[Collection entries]
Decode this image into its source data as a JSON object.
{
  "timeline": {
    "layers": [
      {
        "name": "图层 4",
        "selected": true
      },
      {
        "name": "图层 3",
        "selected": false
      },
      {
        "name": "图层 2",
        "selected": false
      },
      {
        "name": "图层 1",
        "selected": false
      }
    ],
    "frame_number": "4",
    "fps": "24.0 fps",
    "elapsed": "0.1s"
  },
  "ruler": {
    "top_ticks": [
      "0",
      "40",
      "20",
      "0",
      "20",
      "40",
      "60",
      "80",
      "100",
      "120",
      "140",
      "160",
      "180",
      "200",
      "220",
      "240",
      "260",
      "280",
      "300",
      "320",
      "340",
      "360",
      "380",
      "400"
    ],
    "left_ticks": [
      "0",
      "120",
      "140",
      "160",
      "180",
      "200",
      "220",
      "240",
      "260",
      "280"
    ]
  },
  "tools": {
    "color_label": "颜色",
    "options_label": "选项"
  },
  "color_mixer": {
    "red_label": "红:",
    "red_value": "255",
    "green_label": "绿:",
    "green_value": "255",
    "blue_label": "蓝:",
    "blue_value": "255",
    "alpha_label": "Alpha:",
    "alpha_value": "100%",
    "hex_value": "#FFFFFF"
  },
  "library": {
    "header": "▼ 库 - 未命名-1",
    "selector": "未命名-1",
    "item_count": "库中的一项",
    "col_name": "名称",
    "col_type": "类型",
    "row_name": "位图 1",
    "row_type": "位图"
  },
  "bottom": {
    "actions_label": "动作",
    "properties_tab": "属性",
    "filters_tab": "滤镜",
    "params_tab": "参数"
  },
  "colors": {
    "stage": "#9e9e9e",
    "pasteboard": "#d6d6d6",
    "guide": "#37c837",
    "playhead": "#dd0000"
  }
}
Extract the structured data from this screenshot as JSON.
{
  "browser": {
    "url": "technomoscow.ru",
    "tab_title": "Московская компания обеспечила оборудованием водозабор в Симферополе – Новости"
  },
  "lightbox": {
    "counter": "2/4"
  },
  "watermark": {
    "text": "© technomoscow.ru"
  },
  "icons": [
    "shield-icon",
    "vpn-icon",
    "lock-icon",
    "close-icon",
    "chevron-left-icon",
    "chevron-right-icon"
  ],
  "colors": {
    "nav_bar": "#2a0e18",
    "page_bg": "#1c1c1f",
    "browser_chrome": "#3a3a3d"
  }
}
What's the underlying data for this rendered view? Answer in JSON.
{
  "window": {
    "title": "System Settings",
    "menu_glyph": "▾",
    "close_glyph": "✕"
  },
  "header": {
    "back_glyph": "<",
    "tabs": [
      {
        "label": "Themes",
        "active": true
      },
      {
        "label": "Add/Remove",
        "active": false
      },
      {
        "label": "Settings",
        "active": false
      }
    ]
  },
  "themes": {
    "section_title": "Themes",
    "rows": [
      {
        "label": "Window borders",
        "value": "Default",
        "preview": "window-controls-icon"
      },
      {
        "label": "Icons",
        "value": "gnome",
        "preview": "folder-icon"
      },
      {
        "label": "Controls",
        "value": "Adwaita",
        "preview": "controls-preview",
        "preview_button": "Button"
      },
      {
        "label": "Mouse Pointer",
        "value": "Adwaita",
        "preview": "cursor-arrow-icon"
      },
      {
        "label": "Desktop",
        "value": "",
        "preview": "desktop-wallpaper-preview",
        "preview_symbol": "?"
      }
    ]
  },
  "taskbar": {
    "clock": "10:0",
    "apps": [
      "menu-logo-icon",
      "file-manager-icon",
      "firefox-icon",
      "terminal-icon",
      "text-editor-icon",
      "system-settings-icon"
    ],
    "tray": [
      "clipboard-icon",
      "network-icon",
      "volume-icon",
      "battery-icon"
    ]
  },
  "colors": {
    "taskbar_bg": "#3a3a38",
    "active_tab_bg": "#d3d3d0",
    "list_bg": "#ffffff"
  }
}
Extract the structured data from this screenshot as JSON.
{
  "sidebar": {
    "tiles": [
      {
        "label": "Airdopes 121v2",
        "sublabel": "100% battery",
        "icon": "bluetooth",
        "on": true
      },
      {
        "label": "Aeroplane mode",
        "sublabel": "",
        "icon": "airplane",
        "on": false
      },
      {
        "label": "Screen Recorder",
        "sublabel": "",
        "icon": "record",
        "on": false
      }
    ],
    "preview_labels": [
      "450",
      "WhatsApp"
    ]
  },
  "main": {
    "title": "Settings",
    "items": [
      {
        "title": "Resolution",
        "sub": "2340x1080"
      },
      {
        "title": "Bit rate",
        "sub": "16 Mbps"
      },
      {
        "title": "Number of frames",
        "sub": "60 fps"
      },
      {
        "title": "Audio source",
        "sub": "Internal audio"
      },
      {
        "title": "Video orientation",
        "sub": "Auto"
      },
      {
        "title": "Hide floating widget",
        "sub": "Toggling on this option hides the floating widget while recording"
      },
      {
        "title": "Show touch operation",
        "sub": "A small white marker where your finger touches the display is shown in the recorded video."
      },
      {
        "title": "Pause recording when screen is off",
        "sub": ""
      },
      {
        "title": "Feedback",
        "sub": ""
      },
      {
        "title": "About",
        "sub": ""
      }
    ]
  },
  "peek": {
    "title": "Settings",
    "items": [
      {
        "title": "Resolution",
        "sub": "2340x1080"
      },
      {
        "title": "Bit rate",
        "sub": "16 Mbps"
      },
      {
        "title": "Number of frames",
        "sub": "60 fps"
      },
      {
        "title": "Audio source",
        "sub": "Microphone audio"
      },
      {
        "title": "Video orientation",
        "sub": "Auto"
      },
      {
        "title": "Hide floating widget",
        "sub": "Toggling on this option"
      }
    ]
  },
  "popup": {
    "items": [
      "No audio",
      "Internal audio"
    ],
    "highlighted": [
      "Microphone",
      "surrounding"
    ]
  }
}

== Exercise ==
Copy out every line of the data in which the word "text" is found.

== Output ==
    "text": "© technomoscow.ru"
      "text-editor-icon",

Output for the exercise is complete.